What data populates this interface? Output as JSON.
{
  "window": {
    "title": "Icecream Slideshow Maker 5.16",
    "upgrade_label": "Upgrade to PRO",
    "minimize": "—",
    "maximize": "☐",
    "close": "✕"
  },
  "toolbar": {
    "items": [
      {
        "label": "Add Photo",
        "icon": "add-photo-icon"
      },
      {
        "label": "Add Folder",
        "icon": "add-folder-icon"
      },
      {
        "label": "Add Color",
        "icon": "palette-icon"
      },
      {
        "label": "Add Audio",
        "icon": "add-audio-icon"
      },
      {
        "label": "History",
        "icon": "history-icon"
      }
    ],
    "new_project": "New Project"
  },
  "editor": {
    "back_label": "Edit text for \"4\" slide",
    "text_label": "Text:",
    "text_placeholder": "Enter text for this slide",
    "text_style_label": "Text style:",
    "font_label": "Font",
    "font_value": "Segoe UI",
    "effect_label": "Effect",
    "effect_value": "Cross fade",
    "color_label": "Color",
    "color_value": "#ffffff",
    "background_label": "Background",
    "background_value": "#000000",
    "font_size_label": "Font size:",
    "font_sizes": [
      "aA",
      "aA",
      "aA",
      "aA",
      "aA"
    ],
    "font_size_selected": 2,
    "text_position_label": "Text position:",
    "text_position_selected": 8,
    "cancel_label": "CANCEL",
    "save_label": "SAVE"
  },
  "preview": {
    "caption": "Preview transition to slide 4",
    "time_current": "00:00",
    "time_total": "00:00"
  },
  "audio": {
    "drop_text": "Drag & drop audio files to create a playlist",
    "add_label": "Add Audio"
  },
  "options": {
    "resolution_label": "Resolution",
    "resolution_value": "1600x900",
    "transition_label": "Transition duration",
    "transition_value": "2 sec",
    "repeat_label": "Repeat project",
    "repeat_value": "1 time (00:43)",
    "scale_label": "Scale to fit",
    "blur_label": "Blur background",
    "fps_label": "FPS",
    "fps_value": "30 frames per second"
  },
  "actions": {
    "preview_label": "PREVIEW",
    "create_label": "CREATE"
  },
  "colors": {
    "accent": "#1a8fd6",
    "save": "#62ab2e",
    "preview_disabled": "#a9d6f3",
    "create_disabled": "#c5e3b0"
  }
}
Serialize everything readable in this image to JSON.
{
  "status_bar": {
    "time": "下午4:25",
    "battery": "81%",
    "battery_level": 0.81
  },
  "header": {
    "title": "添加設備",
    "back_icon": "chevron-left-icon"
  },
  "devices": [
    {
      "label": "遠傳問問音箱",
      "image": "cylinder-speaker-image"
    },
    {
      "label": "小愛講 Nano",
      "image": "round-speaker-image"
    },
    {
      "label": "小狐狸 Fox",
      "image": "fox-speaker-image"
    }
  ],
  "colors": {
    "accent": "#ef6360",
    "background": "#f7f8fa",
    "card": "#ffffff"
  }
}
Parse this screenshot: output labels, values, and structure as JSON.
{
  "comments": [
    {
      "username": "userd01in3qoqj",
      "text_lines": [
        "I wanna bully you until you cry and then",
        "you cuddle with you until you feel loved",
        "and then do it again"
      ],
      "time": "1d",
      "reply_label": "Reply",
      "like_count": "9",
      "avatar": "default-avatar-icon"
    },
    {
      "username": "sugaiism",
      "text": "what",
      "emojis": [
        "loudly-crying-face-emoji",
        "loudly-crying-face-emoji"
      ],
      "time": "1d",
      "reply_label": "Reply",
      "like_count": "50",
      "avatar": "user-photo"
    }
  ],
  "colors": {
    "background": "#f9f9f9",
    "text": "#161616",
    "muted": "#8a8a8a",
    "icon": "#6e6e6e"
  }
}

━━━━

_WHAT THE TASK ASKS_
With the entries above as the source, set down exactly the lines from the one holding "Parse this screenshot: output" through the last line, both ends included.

_ANSWER SPACE_
Parse this screenshot: output labels, values, and structure as JSON.
{
  "comments": [
    {
      "username": "userd01in3qoqj",
      "text_lines": [
        "I wanna bully you until you cry and then",
        "you cuddle with you until you feel loved",
        "and then do it again"
      ],
      "time": "1d",
      "reply_label": "Reply",
      "like_count": "9",
      "avatar": "default-avatar-icon"
    },
    {
      "username": "sugaiism",
      "text": "what",
      "emojis": [
        "loudly-crying-face-emoji",
        "loudly-crying-face-emoji"
      ],
      "time": "1d",
      "reply_label": "Reply",
      "like_count": "50",
      "avatar": "user-photo"
    }
  ],
  "colors": {
    "background": "#f9f9f9",
    "text": "#161616",
    "muted": "#8a8a8a",
    "icon": "#6e6e6e"
  }
}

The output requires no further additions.